> **Task objective**: Wherever a line of the listing holds the string "this", copy that line.
··········
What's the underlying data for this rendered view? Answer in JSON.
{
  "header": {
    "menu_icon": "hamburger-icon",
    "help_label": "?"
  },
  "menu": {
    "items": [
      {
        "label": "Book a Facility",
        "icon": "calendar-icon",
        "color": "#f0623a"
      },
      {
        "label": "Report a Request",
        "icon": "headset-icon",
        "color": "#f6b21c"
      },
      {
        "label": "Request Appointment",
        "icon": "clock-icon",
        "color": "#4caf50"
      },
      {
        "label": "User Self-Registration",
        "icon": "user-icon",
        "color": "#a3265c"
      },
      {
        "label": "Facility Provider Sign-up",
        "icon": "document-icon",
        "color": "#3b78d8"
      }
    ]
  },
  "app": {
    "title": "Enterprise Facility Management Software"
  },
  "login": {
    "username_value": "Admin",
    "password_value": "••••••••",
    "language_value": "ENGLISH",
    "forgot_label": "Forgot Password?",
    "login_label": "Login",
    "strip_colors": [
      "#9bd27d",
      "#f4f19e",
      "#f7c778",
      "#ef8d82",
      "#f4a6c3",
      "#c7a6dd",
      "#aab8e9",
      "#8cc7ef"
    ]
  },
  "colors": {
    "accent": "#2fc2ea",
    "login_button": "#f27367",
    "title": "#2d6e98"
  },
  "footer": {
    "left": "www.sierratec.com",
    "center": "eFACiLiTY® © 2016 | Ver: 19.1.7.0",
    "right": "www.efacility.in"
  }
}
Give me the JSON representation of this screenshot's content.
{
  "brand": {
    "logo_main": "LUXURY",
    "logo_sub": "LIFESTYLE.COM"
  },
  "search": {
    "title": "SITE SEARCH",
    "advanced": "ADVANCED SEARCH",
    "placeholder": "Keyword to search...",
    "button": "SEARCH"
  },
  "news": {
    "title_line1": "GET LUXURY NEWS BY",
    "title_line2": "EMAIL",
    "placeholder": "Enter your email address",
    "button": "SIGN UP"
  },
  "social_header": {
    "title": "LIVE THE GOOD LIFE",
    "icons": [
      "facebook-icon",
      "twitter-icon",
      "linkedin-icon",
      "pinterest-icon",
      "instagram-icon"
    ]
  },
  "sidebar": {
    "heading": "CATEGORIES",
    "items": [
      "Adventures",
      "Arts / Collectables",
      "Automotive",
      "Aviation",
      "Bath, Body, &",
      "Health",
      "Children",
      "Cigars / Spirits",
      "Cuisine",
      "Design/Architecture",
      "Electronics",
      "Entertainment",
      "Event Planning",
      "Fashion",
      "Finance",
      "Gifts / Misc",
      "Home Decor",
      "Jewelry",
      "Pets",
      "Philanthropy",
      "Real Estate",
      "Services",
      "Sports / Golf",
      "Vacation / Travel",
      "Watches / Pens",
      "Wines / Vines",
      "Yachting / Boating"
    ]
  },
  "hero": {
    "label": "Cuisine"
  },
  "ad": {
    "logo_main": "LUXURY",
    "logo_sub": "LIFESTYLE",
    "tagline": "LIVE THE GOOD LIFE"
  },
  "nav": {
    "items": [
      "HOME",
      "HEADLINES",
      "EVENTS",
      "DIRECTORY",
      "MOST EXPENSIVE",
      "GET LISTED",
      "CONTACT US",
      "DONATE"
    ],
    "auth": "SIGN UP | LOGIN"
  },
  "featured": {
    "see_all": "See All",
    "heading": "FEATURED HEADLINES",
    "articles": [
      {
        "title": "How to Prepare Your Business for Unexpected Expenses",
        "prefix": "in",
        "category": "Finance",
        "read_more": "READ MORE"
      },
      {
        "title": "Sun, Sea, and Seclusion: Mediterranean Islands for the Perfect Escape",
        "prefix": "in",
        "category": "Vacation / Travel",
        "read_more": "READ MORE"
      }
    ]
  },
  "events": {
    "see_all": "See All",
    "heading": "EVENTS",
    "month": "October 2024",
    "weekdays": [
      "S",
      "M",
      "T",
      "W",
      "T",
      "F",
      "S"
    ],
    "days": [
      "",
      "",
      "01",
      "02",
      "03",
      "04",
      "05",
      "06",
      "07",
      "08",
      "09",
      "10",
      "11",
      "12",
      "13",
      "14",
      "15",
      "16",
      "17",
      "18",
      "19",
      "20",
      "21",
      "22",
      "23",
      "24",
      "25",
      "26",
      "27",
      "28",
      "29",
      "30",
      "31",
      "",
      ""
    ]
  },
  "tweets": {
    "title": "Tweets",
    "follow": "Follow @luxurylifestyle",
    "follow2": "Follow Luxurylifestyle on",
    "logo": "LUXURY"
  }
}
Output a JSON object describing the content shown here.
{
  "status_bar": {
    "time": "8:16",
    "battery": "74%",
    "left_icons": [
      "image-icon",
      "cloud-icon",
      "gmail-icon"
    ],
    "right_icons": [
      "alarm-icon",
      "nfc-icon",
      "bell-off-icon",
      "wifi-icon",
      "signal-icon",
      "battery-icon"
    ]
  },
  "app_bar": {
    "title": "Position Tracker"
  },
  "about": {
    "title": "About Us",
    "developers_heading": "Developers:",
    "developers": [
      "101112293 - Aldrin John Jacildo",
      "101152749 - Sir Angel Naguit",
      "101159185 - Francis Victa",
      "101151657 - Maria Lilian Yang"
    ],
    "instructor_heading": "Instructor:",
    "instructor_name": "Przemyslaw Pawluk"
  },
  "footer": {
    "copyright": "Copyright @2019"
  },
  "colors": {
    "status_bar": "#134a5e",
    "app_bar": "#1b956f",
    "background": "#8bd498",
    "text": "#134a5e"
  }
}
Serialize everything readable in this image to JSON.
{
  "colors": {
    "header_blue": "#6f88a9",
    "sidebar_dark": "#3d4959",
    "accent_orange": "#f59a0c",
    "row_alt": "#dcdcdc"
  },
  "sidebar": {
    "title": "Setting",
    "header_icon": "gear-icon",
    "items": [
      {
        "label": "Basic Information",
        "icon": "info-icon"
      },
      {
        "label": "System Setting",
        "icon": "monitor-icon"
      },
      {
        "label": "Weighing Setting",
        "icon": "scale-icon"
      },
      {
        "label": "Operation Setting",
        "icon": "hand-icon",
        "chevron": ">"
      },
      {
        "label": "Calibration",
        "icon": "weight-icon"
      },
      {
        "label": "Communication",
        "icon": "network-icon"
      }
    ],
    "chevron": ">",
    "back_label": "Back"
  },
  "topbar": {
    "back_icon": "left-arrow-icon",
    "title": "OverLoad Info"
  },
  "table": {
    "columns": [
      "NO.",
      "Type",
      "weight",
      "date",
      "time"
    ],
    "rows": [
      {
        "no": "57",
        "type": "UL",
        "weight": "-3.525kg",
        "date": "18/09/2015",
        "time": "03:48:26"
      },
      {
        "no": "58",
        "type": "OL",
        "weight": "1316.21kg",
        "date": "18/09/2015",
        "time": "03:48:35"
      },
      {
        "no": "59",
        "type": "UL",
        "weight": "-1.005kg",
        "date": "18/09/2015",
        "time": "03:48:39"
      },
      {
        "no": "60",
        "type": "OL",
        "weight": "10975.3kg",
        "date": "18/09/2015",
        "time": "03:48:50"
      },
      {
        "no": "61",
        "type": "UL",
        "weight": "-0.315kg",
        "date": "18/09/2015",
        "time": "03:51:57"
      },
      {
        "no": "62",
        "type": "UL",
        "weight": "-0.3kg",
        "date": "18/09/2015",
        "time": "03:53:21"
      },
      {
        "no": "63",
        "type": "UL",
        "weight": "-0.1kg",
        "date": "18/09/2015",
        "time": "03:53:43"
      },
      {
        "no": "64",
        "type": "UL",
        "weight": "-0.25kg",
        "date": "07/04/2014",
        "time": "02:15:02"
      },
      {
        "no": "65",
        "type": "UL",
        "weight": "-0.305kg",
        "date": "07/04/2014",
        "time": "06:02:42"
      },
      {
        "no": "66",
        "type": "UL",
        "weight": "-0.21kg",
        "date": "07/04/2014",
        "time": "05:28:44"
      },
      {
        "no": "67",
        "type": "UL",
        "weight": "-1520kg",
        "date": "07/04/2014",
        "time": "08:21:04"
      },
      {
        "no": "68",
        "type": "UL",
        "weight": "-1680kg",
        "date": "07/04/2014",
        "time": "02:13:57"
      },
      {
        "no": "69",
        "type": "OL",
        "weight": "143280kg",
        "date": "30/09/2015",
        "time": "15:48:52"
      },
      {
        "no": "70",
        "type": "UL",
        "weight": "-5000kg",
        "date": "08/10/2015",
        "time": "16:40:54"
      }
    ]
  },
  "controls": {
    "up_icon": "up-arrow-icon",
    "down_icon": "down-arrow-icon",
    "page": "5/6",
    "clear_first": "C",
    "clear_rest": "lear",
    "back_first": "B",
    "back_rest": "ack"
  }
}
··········
> **Exercise answer**:
What's the underlying data for this rendered view? Answer in JSON.
Give me the JSON representation of this screenshot's content.
Serialize everything readable in this image to JSON.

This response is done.